*EXERCISE DESCRIPTION:* How many lines in this data contain the string "Connectivity"? Reply with the number only.

*DATA LISTING:*
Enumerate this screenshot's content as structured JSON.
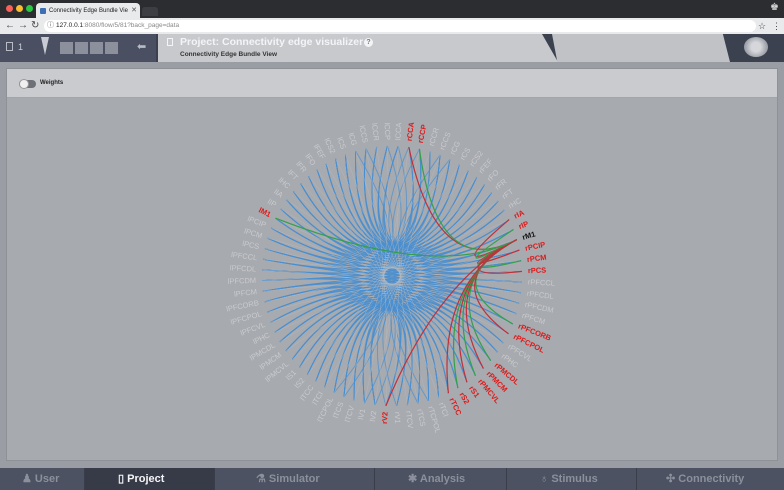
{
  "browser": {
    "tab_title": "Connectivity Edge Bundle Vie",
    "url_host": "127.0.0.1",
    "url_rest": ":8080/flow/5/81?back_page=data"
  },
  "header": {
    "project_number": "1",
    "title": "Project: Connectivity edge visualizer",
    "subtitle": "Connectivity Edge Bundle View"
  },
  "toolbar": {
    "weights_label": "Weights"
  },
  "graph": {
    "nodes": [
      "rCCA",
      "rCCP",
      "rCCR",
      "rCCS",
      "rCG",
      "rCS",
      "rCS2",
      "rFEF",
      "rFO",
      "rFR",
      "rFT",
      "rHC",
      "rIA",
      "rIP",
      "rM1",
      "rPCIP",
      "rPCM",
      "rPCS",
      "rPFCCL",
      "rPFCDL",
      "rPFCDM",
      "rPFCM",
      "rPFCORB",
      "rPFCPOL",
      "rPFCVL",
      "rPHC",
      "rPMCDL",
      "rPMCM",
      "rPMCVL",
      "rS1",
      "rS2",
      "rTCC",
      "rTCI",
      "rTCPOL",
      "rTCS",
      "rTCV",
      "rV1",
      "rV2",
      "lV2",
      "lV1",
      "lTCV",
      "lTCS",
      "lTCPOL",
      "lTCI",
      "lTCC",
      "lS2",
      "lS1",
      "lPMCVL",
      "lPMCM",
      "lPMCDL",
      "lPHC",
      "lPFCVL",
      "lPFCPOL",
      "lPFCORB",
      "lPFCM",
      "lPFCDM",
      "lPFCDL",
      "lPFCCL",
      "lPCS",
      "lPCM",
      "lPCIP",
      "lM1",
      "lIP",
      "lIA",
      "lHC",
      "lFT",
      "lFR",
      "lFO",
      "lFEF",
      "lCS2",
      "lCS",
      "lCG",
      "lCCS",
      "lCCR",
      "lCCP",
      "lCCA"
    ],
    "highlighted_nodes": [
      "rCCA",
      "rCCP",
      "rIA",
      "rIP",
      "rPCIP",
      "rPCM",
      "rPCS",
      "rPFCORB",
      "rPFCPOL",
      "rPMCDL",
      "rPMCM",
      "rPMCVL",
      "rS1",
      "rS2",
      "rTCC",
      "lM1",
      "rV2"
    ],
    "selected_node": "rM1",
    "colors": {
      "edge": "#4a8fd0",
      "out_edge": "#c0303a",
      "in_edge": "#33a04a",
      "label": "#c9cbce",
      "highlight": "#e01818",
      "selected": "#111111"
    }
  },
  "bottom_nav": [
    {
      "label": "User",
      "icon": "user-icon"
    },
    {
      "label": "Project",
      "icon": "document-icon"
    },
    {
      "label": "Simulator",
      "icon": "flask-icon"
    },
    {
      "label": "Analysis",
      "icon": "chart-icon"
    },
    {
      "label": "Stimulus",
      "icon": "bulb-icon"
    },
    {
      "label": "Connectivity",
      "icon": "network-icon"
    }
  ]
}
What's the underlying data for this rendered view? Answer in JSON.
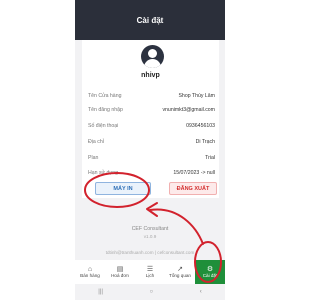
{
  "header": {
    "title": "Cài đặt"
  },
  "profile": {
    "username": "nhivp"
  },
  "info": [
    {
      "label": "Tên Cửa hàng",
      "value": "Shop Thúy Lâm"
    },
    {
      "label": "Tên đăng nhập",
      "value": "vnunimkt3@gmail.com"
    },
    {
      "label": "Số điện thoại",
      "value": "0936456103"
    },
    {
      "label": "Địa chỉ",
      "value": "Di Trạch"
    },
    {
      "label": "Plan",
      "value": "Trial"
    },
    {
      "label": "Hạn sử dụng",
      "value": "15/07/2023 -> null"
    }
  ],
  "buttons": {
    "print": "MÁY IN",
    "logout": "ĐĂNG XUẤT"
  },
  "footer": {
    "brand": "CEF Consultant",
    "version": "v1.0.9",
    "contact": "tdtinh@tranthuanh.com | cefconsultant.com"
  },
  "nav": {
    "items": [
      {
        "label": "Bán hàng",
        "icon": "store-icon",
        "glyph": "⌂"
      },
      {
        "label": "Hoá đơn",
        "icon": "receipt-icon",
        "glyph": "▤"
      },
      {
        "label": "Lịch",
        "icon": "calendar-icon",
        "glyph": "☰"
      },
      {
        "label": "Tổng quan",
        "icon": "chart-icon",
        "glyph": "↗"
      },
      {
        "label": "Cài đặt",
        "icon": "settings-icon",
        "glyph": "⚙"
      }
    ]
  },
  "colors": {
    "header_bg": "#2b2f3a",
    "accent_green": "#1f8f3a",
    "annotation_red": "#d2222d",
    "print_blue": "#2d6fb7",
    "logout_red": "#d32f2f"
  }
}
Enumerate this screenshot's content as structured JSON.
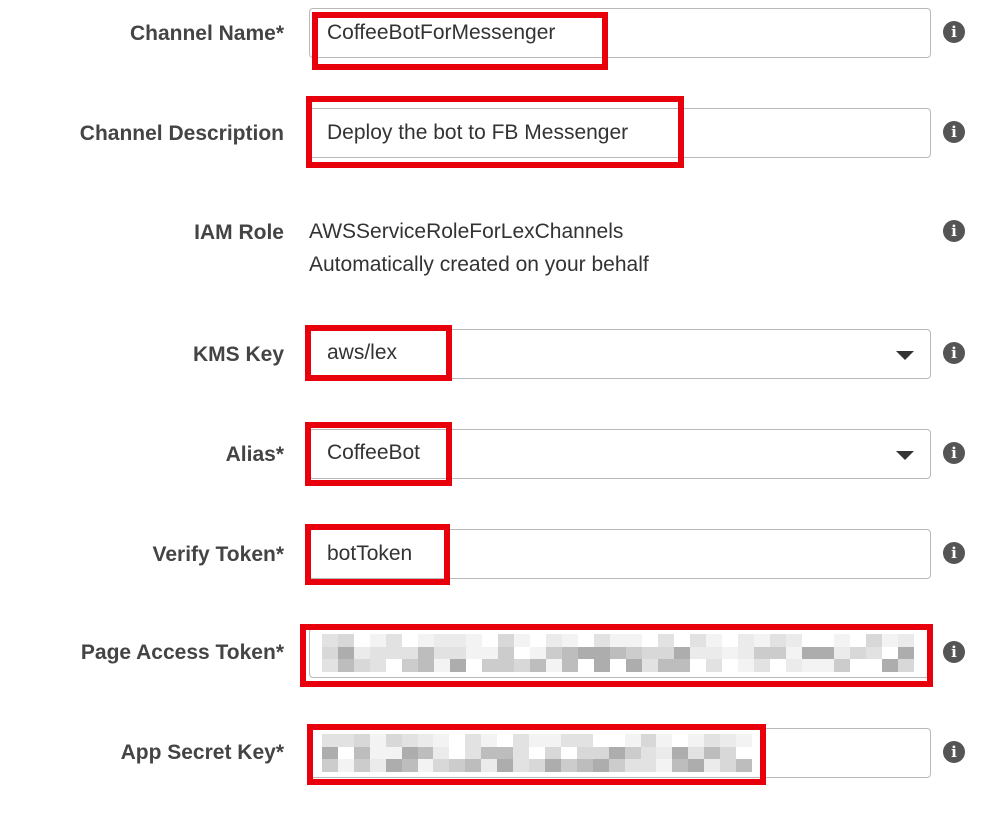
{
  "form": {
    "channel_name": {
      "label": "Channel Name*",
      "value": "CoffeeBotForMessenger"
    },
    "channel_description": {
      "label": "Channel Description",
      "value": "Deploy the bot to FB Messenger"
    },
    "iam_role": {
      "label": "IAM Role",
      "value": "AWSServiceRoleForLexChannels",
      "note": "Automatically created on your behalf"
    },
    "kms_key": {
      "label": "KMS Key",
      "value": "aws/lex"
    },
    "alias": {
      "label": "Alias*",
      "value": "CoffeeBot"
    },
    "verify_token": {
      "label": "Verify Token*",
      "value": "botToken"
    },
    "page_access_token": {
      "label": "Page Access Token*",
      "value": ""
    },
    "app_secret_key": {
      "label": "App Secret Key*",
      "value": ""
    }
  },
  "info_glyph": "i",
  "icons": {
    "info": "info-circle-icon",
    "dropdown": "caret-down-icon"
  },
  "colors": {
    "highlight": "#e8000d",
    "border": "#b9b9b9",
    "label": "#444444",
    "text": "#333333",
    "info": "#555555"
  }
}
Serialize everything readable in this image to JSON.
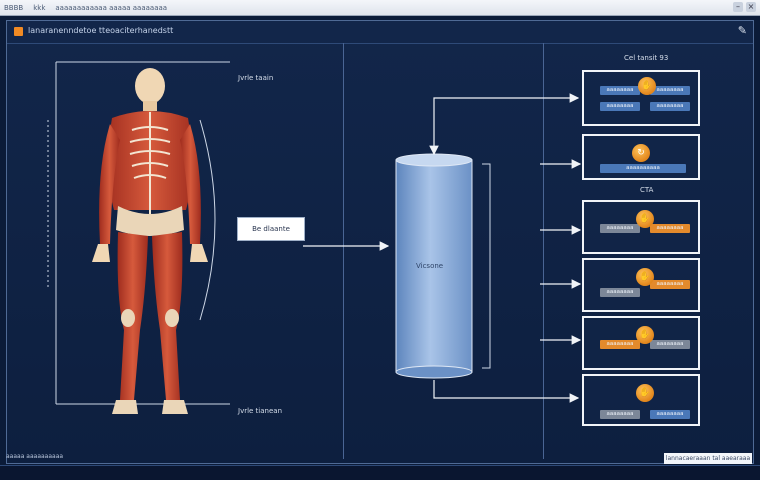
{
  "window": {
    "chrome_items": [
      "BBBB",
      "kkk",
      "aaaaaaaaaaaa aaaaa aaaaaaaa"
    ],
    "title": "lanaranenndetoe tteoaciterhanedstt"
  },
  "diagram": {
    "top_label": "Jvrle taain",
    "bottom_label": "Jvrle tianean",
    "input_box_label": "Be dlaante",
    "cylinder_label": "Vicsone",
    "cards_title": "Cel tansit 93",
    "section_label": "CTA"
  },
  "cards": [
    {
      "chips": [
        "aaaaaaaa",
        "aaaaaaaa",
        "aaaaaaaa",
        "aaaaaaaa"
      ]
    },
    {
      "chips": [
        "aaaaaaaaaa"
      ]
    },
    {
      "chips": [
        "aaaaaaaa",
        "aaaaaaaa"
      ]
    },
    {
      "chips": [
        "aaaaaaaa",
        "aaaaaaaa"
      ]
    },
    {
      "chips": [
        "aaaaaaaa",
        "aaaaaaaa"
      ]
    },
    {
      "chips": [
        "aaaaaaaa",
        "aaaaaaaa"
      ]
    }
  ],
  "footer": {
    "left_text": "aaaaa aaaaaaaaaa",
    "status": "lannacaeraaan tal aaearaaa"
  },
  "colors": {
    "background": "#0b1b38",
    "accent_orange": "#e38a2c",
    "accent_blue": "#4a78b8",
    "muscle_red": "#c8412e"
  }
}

*EXPECTED ANSWER:* 4